- it is, of course, off-topic for rec.gardens.edible - My
apologies to all.


Not so fast. There may be some old, burned out hippies reading
this newsgroup. For them, the seeds from your cultivated
morning glories might indeed be edible, with quite a high "wow"
factor associated with them! :-)


That was a particularly unfortunate phrase to use, wasn't
it?

Misc.consumers.frugal-living picked up on it also. I used
it in all innocence, but I agree it's funny now.

I knew morning glories were poisonous, I had no idea that
'poisonous' includes 'hallucinogenic' in this case.

Pat
  #7   Report Post  
Old 08-07-2003, 03:56 PM
Steve Calvin
 
Posts: n/a
Default Morning Glories - A high 'wow' factor!

Charles P wrote:

Not so fast. There may be some old, burned out hippies reading
this newsgroup. For them, the seeds from your cultivated
morning glories might indeed be edible, with quite a high "wow"
factor associated with them! :-)




hey, wow man. You remembered... ;-)

--
Steve



Reply
Thread Tools Search this Thread
Search this Thread:

Advanced Search
Display Modes

Posting Rules

Smilies are On
[IMG] code is Off
HTML code is Off
Trackbacks are On
Pingbacks are On
Refbacks are On
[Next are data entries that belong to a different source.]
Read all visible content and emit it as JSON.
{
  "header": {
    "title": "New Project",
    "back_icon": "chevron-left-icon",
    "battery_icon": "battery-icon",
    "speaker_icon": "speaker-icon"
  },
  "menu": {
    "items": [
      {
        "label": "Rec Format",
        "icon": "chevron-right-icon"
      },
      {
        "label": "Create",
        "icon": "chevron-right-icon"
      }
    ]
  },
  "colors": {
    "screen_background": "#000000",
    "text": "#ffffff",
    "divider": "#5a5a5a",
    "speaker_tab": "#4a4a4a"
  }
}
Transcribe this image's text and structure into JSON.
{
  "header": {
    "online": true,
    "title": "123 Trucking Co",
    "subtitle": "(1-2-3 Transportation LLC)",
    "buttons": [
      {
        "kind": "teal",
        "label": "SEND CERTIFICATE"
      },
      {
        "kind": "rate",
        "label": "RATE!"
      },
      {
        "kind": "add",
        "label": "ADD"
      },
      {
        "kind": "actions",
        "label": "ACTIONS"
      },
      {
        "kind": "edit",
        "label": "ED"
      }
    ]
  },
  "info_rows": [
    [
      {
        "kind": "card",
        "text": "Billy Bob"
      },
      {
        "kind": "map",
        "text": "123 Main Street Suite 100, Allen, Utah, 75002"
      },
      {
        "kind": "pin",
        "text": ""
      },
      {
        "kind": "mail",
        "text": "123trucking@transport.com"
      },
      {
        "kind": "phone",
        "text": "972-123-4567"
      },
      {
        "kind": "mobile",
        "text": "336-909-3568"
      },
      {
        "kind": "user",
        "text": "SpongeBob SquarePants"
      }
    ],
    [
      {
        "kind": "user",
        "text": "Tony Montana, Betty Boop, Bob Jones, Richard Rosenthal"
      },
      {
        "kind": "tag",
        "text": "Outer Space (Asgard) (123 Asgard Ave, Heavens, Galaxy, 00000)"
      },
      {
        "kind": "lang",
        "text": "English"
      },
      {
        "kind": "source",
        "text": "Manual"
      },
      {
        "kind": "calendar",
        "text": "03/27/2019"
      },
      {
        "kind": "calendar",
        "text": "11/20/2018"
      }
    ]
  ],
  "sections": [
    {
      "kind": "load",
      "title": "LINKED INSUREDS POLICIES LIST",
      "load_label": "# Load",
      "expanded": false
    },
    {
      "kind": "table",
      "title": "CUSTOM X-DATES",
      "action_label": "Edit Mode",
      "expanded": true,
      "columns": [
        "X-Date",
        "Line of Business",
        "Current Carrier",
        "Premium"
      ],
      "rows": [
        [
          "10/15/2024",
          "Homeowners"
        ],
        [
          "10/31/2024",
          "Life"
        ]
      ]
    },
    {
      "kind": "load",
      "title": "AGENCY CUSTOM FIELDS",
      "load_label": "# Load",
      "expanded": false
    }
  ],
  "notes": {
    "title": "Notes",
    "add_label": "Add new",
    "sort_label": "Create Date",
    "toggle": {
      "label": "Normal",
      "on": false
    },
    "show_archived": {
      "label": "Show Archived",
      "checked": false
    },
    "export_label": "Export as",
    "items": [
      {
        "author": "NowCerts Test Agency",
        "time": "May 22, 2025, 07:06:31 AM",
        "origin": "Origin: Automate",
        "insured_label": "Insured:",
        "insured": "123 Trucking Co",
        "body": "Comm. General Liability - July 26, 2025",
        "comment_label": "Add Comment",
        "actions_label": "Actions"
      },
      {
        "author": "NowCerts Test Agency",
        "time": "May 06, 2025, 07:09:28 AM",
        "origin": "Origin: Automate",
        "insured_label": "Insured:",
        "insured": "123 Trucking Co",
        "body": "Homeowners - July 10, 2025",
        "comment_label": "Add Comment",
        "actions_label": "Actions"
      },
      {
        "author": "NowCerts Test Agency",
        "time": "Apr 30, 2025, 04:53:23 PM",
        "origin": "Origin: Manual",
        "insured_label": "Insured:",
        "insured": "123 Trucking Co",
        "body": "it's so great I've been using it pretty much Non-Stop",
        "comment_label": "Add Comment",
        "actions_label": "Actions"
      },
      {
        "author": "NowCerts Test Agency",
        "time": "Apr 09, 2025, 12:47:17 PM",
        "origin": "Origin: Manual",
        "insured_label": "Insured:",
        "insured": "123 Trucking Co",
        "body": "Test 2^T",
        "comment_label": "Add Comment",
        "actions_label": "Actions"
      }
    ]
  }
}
Similar Threads
Thread Thread Starter Forum Replies Last Post
Wow. Just WOW. Lilly Ponds 17 24-07-2005 06:17 PM
What size pot for Morning Glories? Mark Anderson Gardening 2 04-06-2003 05:44 AM
Morning Glories - Wedding Bells X Flying Saucers! Victor M. Martinez North Carolina 2 01-05-2003 05:47 PM
Morning Glories - Wedding Bells X Flying Saucers! Victor M. Martinez Texas 2 01-05-2003 05:44 PM
Morning Glories - Wedding Bells X Flying Saucers! david Gardening 1 31-03-2003 03:32 AM


All times are GMT +1. The time now is 04:55 PM.

Powered by vBulletin® Copyright ©2000 - 2020, Jelsoft Enterprises Ltd.
Copyright 2004-2020 GardenBanter.co.uk.
The comments are property of their posters.
 

About Us

"It's about Gardening"

 

Copyright © 2017